--- START ---

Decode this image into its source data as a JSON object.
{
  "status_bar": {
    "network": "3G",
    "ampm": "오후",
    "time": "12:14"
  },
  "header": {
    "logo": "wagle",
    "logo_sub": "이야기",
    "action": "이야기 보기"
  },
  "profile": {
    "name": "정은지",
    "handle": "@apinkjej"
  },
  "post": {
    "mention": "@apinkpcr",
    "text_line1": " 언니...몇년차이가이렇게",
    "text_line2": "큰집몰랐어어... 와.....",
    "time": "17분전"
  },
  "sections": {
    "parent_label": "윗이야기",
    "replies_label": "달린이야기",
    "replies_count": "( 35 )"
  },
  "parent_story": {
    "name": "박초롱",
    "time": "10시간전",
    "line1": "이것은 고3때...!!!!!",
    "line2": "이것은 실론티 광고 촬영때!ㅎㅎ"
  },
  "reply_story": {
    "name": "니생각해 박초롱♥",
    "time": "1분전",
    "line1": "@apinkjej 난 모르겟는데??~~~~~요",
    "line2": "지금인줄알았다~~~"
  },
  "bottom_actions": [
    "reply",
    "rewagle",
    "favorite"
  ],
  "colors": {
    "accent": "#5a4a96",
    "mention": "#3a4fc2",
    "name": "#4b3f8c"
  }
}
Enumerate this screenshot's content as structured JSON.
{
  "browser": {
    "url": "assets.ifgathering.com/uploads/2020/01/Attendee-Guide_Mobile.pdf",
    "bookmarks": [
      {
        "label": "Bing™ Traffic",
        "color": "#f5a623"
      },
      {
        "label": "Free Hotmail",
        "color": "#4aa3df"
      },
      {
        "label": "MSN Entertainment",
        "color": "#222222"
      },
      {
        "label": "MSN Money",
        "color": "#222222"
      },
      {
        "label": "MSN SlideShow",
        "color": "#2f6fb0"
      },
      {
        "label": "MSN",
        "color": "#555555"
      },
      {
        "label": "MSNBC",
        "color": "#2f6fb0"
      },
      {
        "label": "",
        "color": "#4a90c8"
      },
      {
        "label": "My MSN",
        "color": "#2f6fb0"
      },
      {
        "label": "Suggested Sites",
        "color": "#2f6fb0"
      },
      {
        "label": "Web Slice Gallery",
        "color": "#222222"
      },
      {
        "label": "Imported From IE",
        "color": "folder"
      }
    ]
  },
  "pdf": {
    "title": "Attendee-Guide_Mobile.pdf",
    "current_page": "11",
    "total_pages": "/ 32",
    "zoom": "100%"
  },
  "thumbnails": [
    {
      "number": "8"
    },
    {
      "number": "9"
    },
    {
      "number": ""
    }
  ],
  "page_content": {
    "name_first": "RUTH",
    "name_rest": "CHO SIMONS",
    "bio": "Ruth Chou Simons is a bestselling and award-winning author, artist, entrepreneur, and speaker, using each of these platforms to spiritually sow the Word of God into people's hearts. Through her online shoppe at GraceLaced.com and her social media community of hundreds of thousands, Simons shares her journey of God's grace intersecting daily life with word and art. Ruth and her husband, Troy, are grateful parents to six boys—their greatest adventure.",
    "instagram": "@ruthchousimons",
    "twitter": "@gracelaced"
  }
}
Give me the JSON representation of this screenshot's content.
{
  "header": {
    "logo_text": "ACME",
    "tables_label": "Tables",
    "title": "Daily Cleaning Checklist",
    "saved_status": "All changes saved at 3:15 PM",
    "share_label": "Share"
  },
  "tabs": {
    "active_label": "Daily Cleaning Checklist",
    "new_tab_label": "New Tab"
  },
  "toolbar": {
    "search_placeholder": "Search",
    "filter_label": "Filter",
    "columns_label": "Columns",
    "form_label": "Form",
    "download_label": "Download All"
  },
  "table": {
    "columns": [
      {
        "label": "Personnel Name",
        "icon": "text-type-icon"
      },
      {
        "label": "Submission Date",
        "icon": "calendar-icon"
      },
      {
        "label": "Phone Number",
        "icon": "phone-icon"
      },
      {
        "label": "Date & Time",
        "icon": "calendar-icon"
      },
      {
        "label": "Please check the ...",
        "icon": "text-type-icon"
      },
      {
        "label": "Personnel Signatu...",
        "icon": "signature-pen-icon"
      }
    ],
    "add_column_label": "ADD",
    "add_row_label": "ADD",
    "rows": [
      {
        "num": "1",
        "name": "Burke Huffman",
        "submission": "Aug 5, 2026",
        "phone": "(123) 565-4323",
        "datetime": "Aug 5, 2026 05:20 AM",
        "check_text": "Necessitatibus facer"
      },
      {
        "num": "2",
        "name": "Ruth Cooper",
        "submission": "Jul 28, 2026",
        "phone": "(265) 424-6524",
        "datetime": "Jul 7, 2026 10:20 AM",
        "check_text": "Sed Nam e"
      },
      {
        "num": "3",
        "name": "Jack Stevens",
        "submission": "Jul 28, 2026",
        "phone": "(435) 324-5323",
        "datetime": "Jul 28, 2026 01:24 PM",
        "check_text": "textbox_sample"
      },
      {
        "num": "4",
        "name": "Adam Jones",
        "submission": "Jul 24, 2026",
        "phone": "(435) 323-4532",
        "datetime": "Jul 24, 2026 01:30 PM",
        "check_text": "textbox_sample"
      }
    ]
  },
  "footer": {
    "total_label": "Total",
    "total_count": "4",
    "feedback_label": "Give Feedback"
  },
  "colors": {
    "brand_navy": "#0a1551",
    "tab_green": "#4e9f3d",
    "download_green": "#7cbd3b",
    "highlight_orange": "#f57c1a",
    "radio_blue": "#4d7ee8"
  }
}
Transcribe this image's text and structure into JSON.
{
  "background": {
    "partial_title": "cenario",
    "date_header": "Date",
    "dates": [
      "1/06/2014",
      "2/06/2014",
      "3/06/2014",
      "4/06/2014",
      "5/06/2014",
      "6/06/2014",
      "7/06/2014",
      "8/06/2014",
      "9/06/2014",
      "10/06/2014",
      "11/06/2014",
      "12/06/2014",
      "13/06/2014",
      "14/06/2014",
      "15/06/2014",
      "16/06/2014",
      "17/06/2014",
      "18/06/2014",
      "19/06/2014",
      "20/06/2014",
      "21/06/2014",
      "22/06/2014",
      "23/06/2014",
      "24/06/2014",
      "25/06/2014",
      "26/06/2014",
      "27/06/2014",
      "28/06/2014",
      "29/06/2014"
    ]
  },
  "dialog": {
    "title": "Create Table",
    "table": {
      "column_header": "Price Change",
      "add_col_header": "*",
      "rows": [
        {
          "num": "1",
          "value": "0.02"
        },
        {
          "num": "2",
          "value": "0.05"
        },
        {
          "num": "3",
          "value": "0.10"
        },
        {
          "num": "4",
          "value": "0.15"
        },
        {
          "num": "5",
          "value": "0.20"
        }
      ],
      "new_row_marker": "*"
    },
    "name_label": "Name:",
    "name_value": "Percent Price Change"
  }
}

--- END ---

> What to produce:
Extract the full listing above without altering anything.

> Written answer:
Decode this image into its source data as a JSON object.
{
  "status_bar": {
    "network": "3G",
    "ampm": "오후",
    "time": "12:14"
  },
  "header": {
    "logo": "wagle",
    "logo_sub": "이야기",
    "action": "이야기 보기"
  },
  "profile": {
    "name": "정은지",
    "handle": "@apinkjej"
  },
  "post": {
    "mention": "@apinkpcr",
    "text_line1": " 언니...몇년차이가이렇게",
    "text_line2": "큰집몰랐어어... 와.....",
    "time": "17분전"
  },
  "sections": {
    "parent_label": "윗이야기",
    "replies_label": "달린이야기",
    "replies_count": "( 35 )"
  },
  "parent_story": {
    "name": "박초롱",
    "time": "10시간전",
    "line1": "이것은 고3때...!!!!!",
    "line2": "이것은 실론티 광고 촬영때!ㅎㅎ"
  },
  "reply_story": {
    "name": "니생각해 박초롱♥",
    "time": "1분전",
    "line1": "@apinkjej 난 모르겟는데??~~~~~요",
    "line2": "지금인줄알았다~~~"
  },
  "bottom_actions": [
    "reply",
    "rewagle",
    "favorite"
  ],
  "colors": {
    "accent": "#5a4a96",
    "mention": "#3a4fc2",
    "name": "#4b3f8c"
  }
}
Enumerate this screenshot's content as structured JSON.
{
  "browser": {
    "url": "assets.ifgathering.com/uploads/2020/01/Attendee-Guide_Mobile.pdf",
    "bookmarks": [
      {
        "label": "Bing™ Traffic",
        "color": "#f5a623"
      },
      {
        "label": "Free Hotmail",
        "color": "#4aa3df"
      },
      {
        "label": "MSN Entertainment",
        "color": "#222222"
      },
      {
        "label": "MSN Money",
        "color": "#222222"
      },
      {
        "label": "MSN SlideShow",
        "color": "#2f6fb0"
      },
      {
        "label": "MSN",
        "color": "#555555"
      },
      {
        "label": "MSNBC",
        "color": "#2f6fb0"
      },
      {
        "label": "",
        "color": "#4a90c8"
      },
      {
        "label": "My MSN",
        "color": "#2f6fb0"
      },
      {
        "label": "Suggested Sites",
        "color": "#2f6fb0"
      },
      {
        "label": "Web Slice Gallery",
        "color": "#222222"
      },
      {
        "label": "Imported From IE",
        "color": "folder"
      }
    ]
  },
  "pdf": {
    "title": "Attendee-Guide_Mobile.pdf",
    "current_page": "11",
    "total_pages": "/ 32",
    "zoom": "100%"
  },
  "thumbnails": [
    {
      "number": "8"
    },
    {
      "number": "9"
    },
    {
      "number": ""
    }
  ],
  "page_content": {
    "name_first": "RUTH",
    "name_rest": "CHO SIMONS",
    "bio": "Ruth Chou Simons is a bestselling and award-winning author, artist, entrepreneur, and speaker, using each of these platforms to spiritually sow the Word of God into people's hearts. Through her online shoppe at GraceLaced.com and her social media community of hundreds of thousands, Simons shares her journey of God's grace intersecting daily life with word and art. Ruth and her husband, Troy, are grateful parents to six boys—their greatest adventure.",
    "instagram": "@ruthchousimons",
    "twitter": "@gracelaced"
  }
}
Give me the JSON representation of this screenshot's content.
{
  "header": {
    "logo_text": "ACME",
    "tables_label": "Tables",
    "title": "Daily Cleaning Checklist",
    "saved_status": "All changes saved at 3:15 PM",
    "share_label": "Share"
  },
  "tabs": {
    "active_label": "Daily Cleaning Checklist",
    "new_tab_label": "New Tab"
  },
  "toolbar": {
    "search_placeholder": "Search",
    "filter_label": "Filter",
    "columns_label": "Columns",
    "form_label": "Form",
    "download_label": "Download All"
  },
  "table": {
    "columns": [
      {
        "label": "Personnel Name",
        "icon": "text-type-icon"
      },
      {
        "label": "Submission Date",
        "icon": "calendar-icon"
      },
      {
        "label": "Phone Number",
        "icon": "phone-icon"
      },
      {
        "label": "Date & Time",
        "icon": "calendar-icon"
      },
      {
        "label": "Please check the ...",
        "icon": "text-type-icon"
      },
      {
        "label": "Personnel Signatu...",
        "icon": "signature-pen-icon"
      }
    ],
    "add_column_label": "ADD",
    "add_row_label": "ADD",
    "rows": [
      {
        "num": "1",
        "name": "Burke Huffman",
        "submission": "Aug 5, 2026",
        "phone": "(123) 565-4323",
        "datetime": "Aug 5, 2026 05:20 AM",
        "check_text": "Necessitatibus facer"
      },
      {
        "num": "2",
        "name": "Ruth Cooper",
        "submission": "Jul 28, 2026",
        "phone": "(265) 424-6524",
        "datetime": "Jul 7, 2026 10:20 AM",
        "check_text": "Sed Nam e"
      },
      {
        "num": "3",
        "name": "Jack Stevens",
        "submission": "Jul 28, 2026",
        "phone": "(435) 324-5323",
        "datetime": "Jul 28, 2026 01:24 PM",
        "check_text": "textbox_sample"
      },
      {
        "num": "4",
        "name": "Adam Jones",
        "submission": "Jul 24, 2026",
        "phone": "(435) 323-4532",
        "datetime": "Jul 24, 2026 01:30 PM",
        "check_text": "textbox_sample"
      }
    ]
  },
  "footer": {
    "total_label": "Total",
    "total_count": "4",
    "feedback_label": "Give Feedback"
  },
  "colors": {
    "brand_navy": "#0a1551",
    "tab_green": "#4e9f3d",
    "download_green": "#7cbd3b",
    "highlight_orange": "#f57c1a",
    "radio_blue": "#4d7ee8"
  }
}
Transcribe this image's text and structure into JSON.
{
  "background": {
    "partial_title": "cenario",
    "date_header": "Date",
    "dates": [
      "1/06/2014",
      "2/06/2014",
      "3/06/2014",
      "4/06/2014",
      "5/06/2014",
      "6/06/2014",
      "7/06/2014",
      "8/06/2014",
      "9/06/2014",
      "10/06/2014",
      "11/06/2014",
      "12/06/2014",
      "13/06/2014",
      "14/06/2014",
      "15/06/2014",
      "16/06/2014",
      "17/06/2014",
      "18/06/2014",
      "19/06/2014",
      "20/06/2014",
      "21/06/2014",
      "22/06/2014",
      "23/06/2014",
      "24/06/2014",
      "25/06/2014",
      "26/06/2014",
      "27/06/2014",
      "28/06/2014",
      "29/06/2014"
    ]
  },
  "dialog": {
    "title": "Create Table",
    "table": {
      "column_header": "Price Change",
      "add_col_header": "*",
      "rows": [
        {
          "num": "1",
          "value": "0.02"
        },
        {
          "num": "2",
          "value": "0.05"
        },
        {
          "num": "3",
          "value": "0.10"
        },
        {
          "num": "4",
          "value": "0.15"
        },
        {
          "num": "5",
          "value": "0.20"
        }
      ],
      "new_row_marker": "*"
    },
    "name_label": "Name:",
    "name_value": "Percent Price Change"
  }
}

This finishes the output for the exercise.